Little two-year-old Sam Luce is right on target, which is amazing considering he was born three months premature.

His dad Ben says, “Sam was born just under two and a half pounds.”

Sam’s mom Maureen explained, “It’s hard to describe the size,” explained Sam’s mom Maureen. “Day four was the first time we ever got to hold him.”

He was suffering from necrotizing enterocolitis or NEC. The condition causes intestinal tissue to die.

Dr. Isabelle De Plaen is a neonatologist with Lurie Children’s Hospital of Chicago and explains, They suddenly develop abdominal distention, feeding intolerance, bloody stool, and they may develop then, signs of shock.”

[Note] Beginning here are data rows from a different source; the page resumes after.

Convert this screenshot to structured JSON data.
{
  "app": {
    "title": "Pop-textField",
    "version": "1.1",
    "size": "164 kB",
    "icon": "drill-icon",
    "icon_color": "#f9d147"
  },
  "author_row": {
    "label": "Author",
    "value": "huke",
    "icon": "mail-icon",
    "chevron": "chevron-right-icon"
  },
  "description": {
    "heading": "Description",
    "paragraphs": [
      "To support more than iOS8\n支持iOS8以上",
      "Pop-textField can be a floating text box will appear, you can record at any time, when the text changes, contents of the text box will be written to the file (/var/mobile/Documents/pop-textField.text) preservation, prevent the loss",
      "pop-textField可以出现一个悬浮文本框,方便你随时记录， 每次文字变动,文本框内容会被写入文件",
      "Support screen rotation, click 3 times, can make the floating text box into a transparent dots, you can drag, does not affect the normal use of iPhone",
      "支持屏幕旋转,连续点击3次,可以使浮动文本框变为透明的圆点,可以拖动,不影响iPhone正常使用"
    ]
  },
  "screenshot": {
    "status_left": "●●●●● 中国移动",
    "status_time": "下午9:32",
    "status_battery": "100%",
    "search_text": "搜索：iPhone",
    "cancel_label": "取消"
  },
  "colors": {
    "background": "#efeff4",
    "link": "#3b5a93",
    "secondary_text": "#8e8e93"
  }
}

Doctors are not sure what causes it, but neonatologists at Dr. De Plaen’s hospital have found that decreased development of tiny blood vessels in the intestines could be caused by lower levels of a particular growth hormone. By injecting mice with this grown hormone during an experiment, they were able to stop the infection.

Dr. De Plaen explained, “So, we could find and design therapy that could prevent NEC. So, babies would no longer need to suffer from this disease.”

Just five days after birth, Sam had two inches of his intestine removed. And after 151 days in the NICU, he was finally well enough to go home. Now, he keeps his brother Jack on the run.

“Like, it just blows my mind,” says Maureen. “He has met all of his milestones, developmentally. He’s super social, a loving, fun, stubborn two-year-old.”

Doctors hope these new insights will open the door to developing new treatments that could promote healthy intestine development in premature babies.